Required work: Show every line of the data that contains the string "value".

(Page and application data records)
BEGIN
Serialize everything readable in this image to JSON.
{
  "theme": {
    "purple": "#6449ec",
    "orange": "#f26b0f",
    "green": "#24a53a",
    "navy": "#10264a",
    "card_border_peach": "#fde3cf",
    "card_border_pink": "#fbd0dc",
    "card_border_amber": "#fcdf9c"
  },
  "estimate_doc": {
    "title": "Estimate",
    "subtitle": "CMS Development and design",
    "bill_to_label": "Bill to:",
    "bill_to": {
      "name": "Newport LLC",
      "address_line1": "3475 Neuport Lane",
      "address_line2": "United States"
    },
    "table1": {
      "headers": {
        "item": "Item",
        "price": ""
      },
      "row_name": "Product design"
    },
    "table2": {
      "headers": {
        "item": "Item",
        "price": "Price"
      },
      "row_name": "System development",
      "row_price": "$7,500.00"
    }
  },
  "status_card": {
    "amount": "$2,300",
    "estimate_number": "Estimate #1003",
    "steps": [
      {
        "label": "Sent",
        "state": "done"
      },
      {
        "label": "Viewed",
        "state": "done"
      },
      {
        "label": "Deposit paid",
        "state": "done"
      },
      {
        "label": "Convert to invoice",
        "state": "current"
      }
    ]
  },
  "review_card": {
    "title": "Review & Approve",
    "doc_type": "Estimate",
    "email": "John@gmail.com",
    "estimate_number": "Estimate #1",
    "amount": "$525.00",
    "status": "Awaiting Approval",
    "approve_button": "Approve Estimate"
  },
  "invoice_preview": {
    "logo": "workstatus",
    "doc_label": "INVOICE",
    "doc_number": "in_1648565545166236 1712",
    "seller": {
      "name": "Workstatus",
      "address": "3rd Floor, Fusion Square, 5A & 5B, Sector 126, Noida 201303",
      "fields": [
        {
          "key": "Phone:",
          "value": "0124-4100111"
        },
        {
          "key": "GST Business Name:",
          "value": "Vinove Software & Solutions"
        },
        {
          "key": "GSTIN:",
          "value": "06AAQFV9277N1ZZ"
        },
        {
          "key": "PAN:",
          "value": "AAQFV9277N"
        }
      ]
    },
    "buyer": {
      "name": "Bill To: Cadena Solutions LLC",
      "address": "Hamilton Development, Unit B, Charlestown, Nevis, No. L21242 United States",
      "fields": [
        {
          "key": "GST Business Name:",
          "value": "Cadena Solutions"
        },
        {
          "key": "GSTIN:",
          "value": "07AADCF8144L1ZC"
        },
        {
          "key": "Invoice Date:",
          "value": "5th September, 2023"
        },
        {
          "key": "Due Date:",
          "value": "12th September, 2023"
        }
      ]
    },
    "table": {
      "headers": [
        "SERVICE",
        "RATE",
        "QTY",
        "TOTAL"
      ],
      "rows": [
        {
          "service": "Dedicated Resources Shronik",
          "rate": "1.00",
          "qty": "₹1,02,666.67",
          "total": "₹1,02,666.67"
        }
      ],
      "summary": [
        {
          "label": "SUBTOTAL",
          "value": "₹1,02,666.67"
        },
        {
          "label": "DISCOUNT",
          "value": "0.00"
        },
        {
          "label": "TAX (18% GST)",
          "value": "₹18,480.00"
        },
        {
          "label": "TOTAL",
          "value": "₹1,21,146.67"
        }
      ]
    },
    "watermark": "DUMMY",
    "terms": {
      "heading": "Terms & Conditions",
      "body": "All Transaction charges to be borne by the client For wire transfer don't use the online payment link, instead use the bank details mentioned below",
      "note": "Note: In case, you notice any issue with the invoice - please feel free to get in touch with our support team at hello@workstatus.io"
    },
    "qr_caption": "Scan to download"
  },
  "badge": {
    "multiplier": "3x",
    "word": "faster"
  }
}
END
Reply:
          "value": "0124-4100111"
          "value": "Vinove Software & Solutions"
          "value": "06AAQFV9277N1ZZ"
          "value": "AAQFV9277N"
          "value": "Cadena Solutions"
          "value": "07AADCF8144L1ZC"
          "value": "5th September, 2023"
          "value": "12th September, 2023"
          "value": "₹1,02,666.67"
          "value": "0.00"
          "value": "₹18,480.00"
          "value": "₹1,21,146.67"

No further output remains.